CARBC research: Many more young Canadians at risk of alcohol-related harms

Many more young people are at risk of harm from alcohol than previously estimated shows a new study published in the Canadian Journal of Public Health by researchers at the University of Victoria’s Centre for Addictions Research of BC (CARBC).

The CARBC analysis shows as many as 60 per cent of 18-24 year old drinkers were consistently drinking above national low-risk drinking guidelines (LRDG) for daily consumption. The study, which corrects survey results for under-reporting, also shows that nearly 40 per cent of all Canadian drinkers exceeded daily drinking limits set to minimize short-term harms, and 27 per cent exceeded weekly limits to minimize risk for long-term health problems.

The national guidelines, in place since 2011, set a daily limit of three standard drinks for women and four for men to minimize short-term health impacts of drinking such as accidents, injuries and acute illnesses. They set a weekly maximum of 10 drinks for women and 15 drinks for men to minimize risk of long-term health impacts such as cancer and liver disease.

New methods developed by CARBC and released in 2014, used a national sample of 43,242 Canadians aged 15 years and older to analyze and correct for under-reporting in alcohol surveys.
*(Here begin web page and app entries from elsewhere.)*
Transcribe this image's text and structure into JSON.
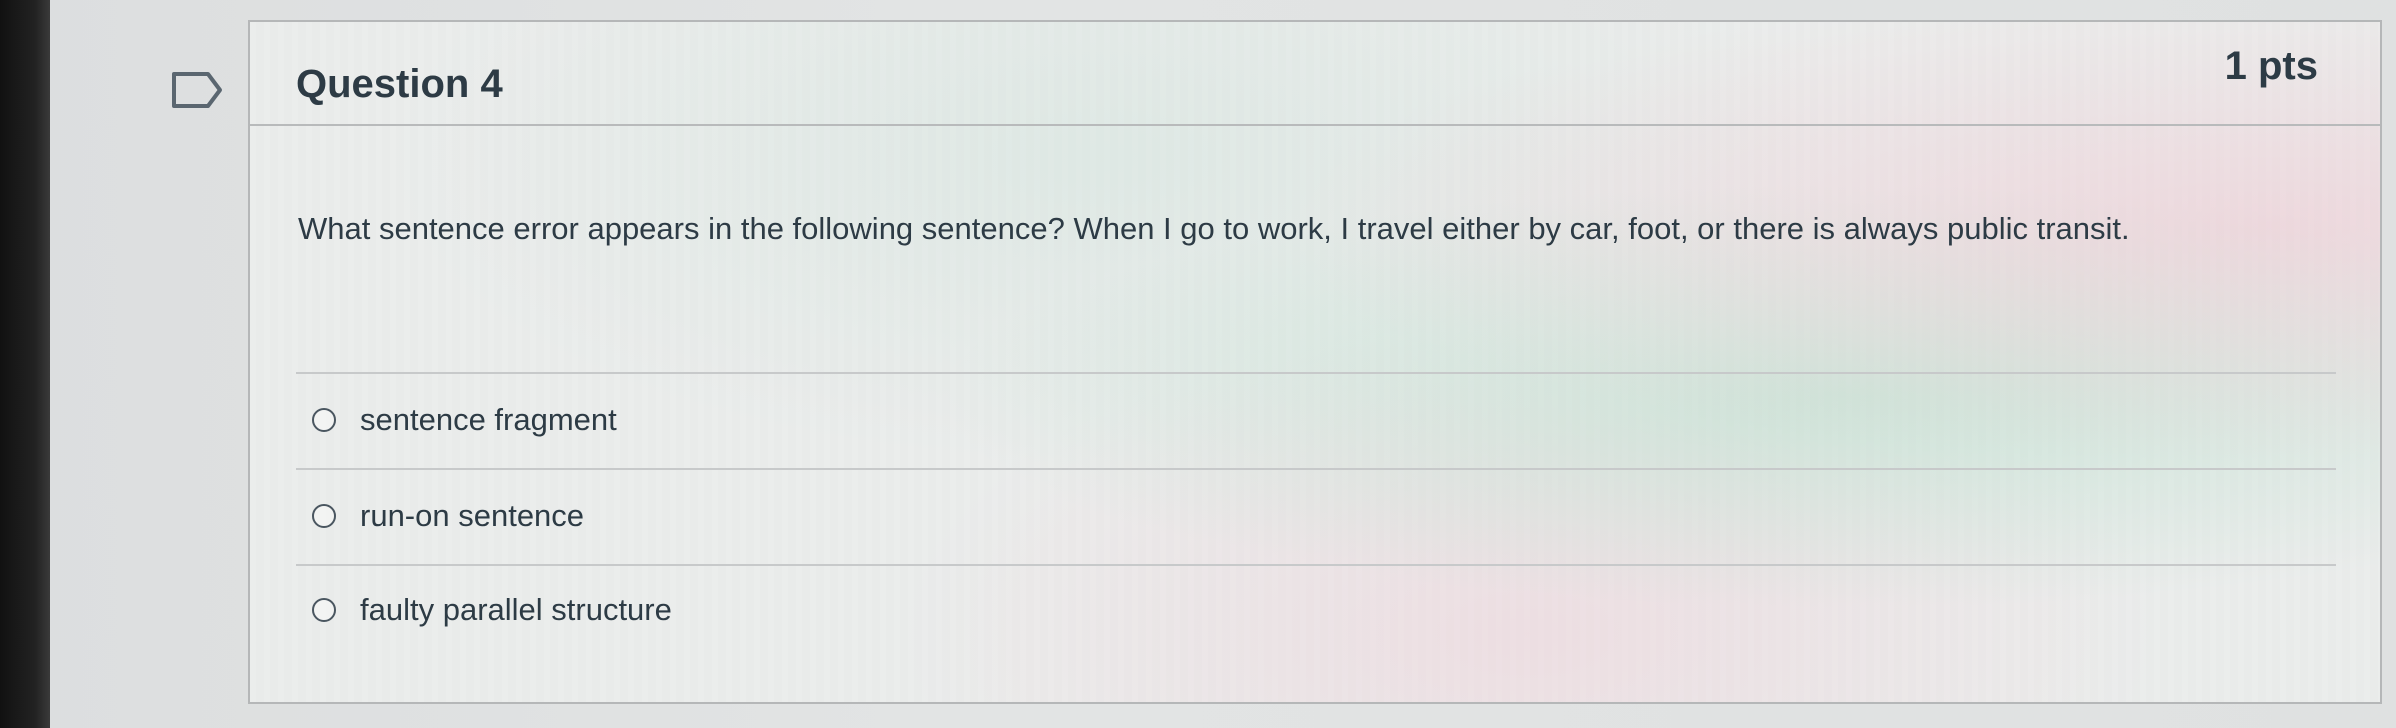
{
  "question": {
    "title": "Question 4",
    "points": "1 pts",
    "text": "What sentence error appears in the following sentence? When I go to work, I travel either by car, foot, or there is always public transit."
  },
  "answers": [
    {
      "label": "sentence fragment",
      "selected": false
    },
    {
      "label": "run-on sentence",
      "selected": false
    },
    {
      "label": "faulty parallel structure",
      "selected": false
    }
  ],
  "icons": {
    "flag": "flag-icon",
    "radio": "radio-icon"
  },
  "colors": {
    "text": "#2d3b45",
    "border": "#b5b7b8"
  }
}
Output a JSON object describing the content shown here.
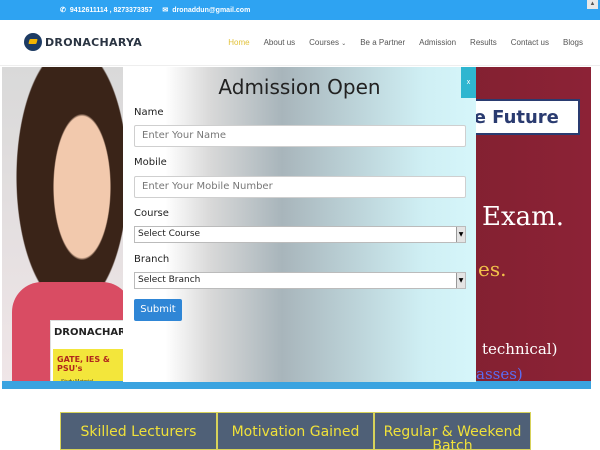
{
  "topbar": {
    "phone_icon": "phone-icon",
    "phones": "9412611114 , 8273373357",
    "mail_icon": "mail-icon",
    "email": "dronaddun@gmail.com"
  },
  "header": {
    "logo_text": "DRONACHARYA",
    "nav": [
      {
        "label": "Home"
      },
      {
        "label": "About us"
      },
      {
        "label": "Courses"
      },
      {
        "label": "Be a Partner"
      },
      {
        "label": "Admission"
      },
      {
        "label": "Results"
      },
      {
        "label": "Contact us"
      },
      {
        "label": "Blogs"
      }
    ],
    "active_color": "#e2c23a"
  },
  "hero": {
    "book_brand": "DRONACHARYA",
    "book_title": "GATE, IES & PSU's",
    "book_sub": "Study Material",
    "banner_title": "ure Future",
    "banner_line1": "Exam.",
    "banner_line2": "es.",
    "banner_line3": "technical)",
    "banner_line4": "asses)"
  },
  "modal": {
    "title": "Admission Open",
    "close_label": "x",
    "fields": {
      "name_label": "Name",
      "name_placeholder": "Enter Your Name",
      "mobile_label": "Mobile",
      "mobile_placeholder": "Enter Your Mobile Number",
      "course_label": "Course",
      "course_value": "Select Course",
      "branch_label": "Branch",
      "branch_value": "Select Branch"
    },
    "submit_label": "Submit"
  },
  "features": [
    {
      "label": "Skilled Lecturers"
    },
    {
      "label": "Motivation Gained"
    },
    {
      "label": "Regular & Weekend Batch"
    }
  ]
}
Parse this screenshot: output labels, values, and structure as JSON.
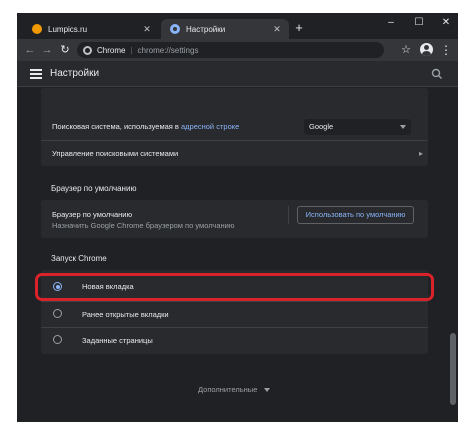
{
  "tabs": [
    {
      "label": "Lumpics.ru",
      "favicon": "lumpics-favicon-icon",
      "close": "✕"
    },
    {
      "label": "Настройки",
      "favicon": "settings-favicon-icon",
      "close": "✕"
    }
  ],
  "new_tab": "+",
  "window_controls": {
    "minimize": "–",
    "maximize": "☐",
    "close": "✕"
  },
  "toolbar": {
    "back": "←",
    "forward": "→",
    "reload": "↻",
    "omnibox_site": "Chrome",
    "omnibox_url": "chrome://settings",
    "star": "☆",
    "menu": "⋮"
  },
  "header": {
    "title": "Настройки"
  },
  "search_engine": {
    "label_prefix": "Поисковая система, используемая в ",
    "label_link": "адресной строке",
    "selected": "Google",
    "manage_label": "Управление поисковыми системами",
    "manage_chevron": "▸"
  },
  "default_browser": {
    "section_title": "Браузер по умолчанию",
    "label": "Браузер по умолчанию",
    "sublabel": "Назначить Google Chrome браузером по умолчанию",
    "button": "Использовать по умолчанию"
  },
  "startup": {
    "section_title": "Запуск Chrome",
    "options": [
      {
        "label": "Новая вкладка",
        "checked": true
      },
      {
        "label": "Ранее открытые вкладки",
        "checked": false
      },
      {
        "label": "Заданные страницы",
        "checked": false
      }
    ]
  },
  "advanced": {
    "label": "Дополнительные"
  },
  "colors": {
    "background": "#202124",
    "card": "#292a2d",
    "accent": "#8ab4f8",
    "highlight": "#d9222a"
  }
}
Under-reporting was rife in all age groups, but was most pronounced among younger drinkers.

Read the full press release.

To read the abstract of the report An adaptation of the Yesterday Method to correct for under-reporting of alcohol consumption and estimate compliance with Canadian low-risk drinking guidelines: